GO: Absolutely, yes, it is available to the public. In fact, it was just published in Review of Ophthalmology, the October 2015 issue. It was the cover focus on dry eye, and again, walks through the pipeline of dry eye, and also actually addresses a lot of the questions you had about what’s changed in dry eye and why are we seeing more successes today, and what are the advances of advanced study designs such as the controlled adverse environment, different endpoints and patient criteria. So it’s a pretty comprehensive article that I hope to be a good resource.
TS: Excellent. Well, we’ll try to make the link available to the article or the magazine in this Podcast. So George, it’s been a great overview. I understand you’re going to be part of the breakfast breakout discussion at OIS@AAO coming up. Thank you for doing that. I’m sure that’s going to be a very popular part of the conference to hear an overview from you. And I think a representative from Allergan will be there, and a few other notable folks as well. And I should have that in front of me. I’m going to do that one over again.

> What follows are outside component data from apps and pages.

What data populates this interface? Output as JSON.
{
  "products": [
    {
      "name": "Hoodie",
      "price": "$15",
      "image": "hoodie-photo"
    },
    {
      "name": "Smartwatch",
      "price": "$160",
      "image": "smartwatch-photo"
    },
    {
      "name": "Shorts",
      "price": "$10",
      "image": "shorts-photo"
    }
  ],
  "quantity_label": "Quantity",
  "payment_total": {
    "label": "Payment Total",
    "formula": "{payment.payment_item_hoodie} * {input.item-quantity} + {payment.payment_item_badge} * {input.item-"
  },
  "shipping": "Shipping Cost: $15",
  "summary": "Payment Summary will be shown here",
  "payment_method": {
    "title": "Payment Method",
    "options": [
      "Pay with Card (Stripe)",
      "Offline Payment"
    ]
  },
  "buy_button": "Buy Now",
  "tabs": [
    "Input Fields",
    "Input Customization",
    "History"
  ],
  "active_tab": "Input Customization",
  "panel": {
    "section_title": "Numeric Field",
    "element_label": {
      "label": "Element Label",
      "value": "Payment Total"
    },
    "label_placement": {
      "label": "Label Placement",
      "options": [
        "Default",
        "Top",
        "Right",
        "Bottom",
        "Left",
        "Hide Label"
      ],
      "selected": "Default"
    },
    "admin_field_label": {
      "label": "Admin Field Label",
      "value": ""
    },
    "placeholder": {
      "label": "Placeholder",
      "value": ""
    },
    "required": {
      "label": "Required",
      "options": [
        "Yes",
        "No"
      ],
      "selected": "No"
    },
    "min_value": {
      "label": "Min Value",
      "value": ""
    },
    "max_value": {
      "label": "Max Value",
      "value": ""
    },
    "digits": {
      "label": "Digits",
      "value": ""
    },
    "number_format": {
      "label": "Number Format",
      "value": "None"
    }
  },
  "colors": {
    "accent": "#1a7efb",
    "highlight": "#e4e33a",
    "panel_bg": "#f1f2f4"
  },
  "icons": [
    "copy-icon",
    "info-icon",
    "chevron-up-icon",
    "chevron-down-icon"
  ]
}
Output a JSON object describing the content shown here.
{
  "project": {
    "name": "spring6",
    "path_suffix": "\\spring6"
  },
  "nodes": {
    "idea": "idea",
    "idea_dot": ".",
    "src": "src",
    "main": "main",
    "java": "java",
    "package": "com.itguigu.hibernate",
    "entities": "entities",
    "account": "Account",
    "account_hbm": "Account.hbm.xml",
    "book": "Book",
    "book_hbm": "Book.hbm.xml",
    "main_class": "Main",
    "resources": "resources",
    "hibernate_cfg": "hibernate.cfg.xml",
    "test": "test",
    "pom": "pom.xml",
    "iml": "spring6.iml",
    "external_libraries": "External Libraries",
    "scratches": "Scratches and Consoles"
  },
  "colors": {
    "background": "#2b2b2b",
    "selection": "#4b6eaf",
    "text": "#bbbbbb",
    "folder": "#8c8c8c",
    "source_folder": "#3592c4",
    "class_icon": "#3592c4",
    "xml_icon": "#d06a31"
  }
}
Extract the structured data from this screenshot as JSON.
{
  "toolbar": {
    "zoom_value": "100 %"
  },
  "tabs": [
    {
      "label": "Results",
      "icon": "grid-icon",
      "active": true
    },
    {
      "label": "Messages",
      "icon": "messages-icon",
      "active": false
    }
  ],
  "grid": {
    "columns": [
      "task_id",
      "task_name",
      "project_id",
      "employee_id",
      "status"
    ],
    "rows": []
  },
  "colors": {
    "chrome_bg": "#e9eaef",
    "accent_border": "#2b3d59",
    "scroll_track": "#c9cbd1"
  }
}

TS: George, I understand you’ll be taking part in our breakfast breakout session at OIS@AAO. I’m sure it’ll be a well-attended event. There’s a few notables on the panel in addition to yourself, so anyone interested in getting more information – oh, I can’t do that either because it’s not on the website. I’ll just cap it.

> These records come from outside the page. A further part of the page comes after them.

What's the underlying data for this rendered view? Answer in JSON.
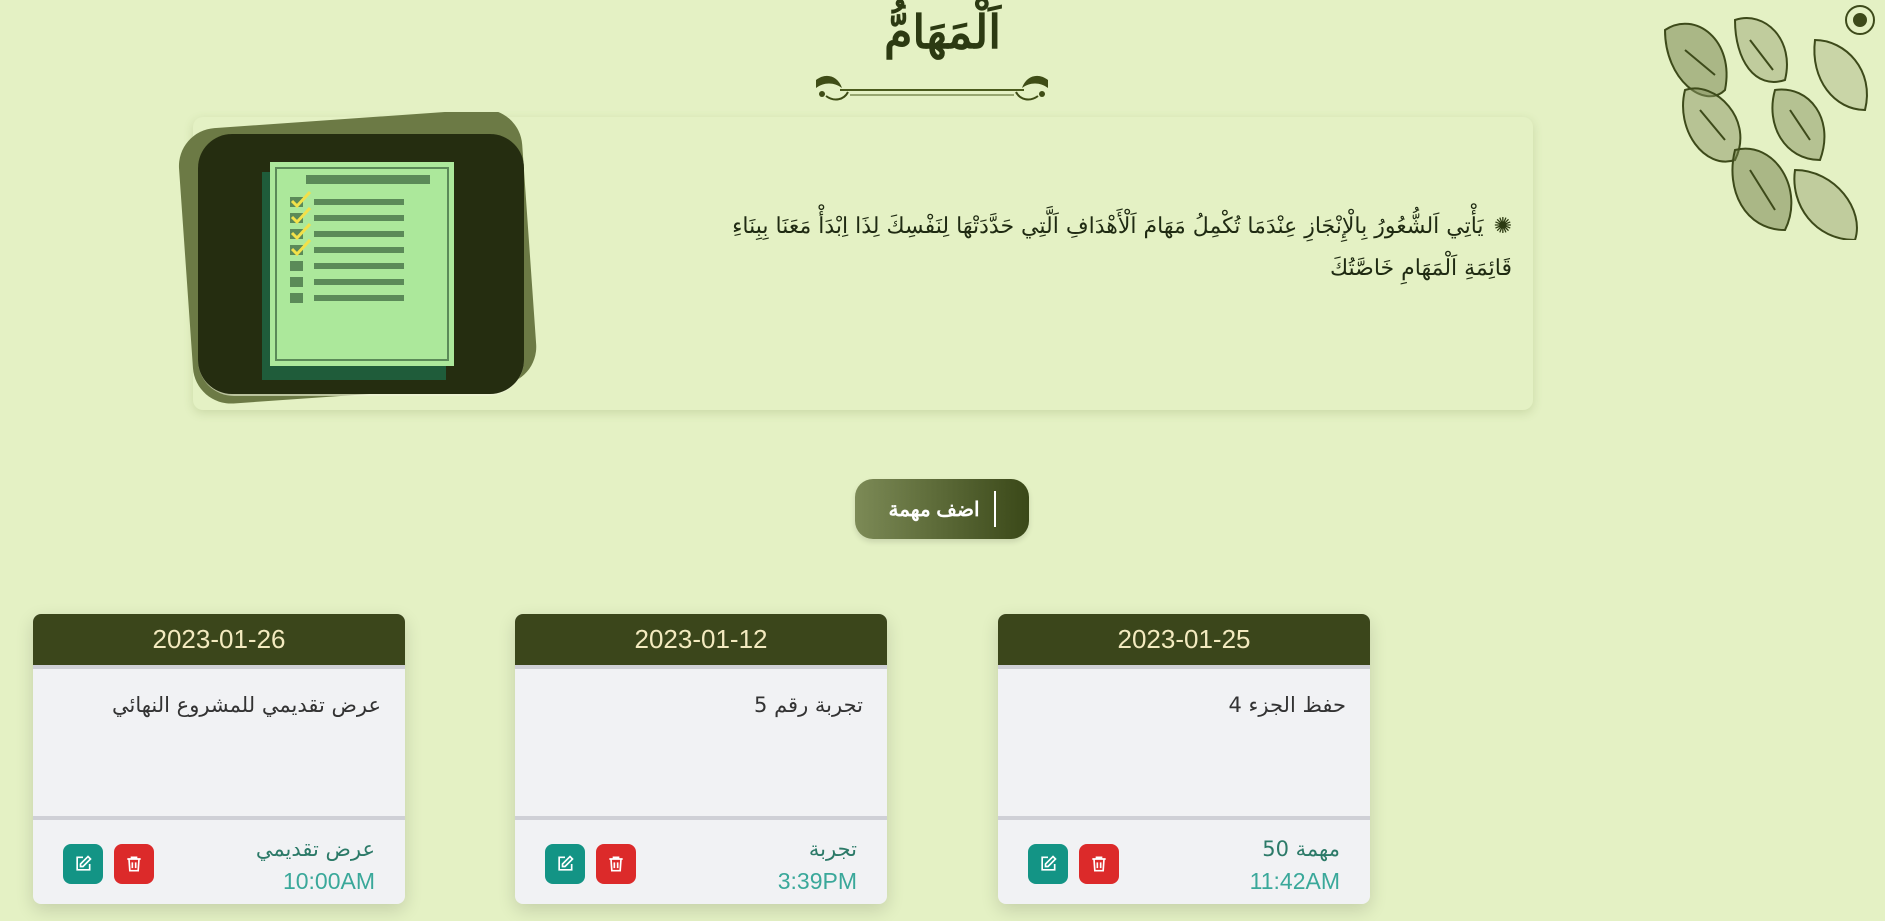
{
  "header": {
    "title": "اَلْمَهَامُّ"
  },
  "intro": {
    "text": "يَأْتِي اَلشُّعُورُ بِالْإِنْجَازِ عِنْدَمَا تُكْمِلُ مَهَامَ اَلْأَهْدَافِ اَلَّتِي حَدَّدَتْهَا لِنَفْسِكَ لِذَا اِبْدَأْ مَعَنَا بِبِنَاءِ قَائِمَةِ اَلْمَهَامِ خَاصَّتُكَ",
    "bullet_icon": "sparkle-icon"
  },
  "actions": {
    "add_task_label": "اضف مهمة"
  },
  "cards": [
    {
      "date": "2023-01-25",
      "title": "حفظ الجزء 4",
      "category": "مهمة 50",
      "time": "11:42AM"
    },
    {
      "date": "2023-01-12",
      "title": "تجربة رقم 5",
      "category": "تجربة",
      "time": "3:39PM"
    },
    {
      "date": "2023-01-26",
      "title": "عرض تقديمي للمشروع النهائي",
      "category": "عرض تقديمي",
      "time": "10:00AM"
    }
  ],
  "icons": {
    "edit": "edit-icon",
    "delete": "trash-icon"
  },
  "colors": {
    "background": "#e4f1c4",
    "card_header": "#3b461b",
    "edit_button": "#139485",
    "delete_button": "#dc2a2a",
    "time_text": "#3aa89a"
  }
}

TS: George, thanks for joining us. I look forward to seeing your presentation. I know you’ll be part of the breakfast breakout session on dry eye at the upcoming OIS@AAO.
GO: You’re very welcome, Tom. It was a pleasure to share our thoughts today and we’re looking forward to the breakout session. I know that it’ll be very healthy discussion with some very noted individuals on the panel, so looking forward to that.
TS: Excellent. And feel free to come back any time when you’ve got more reports to talk about.
GO: Sure thing. That’s a promise.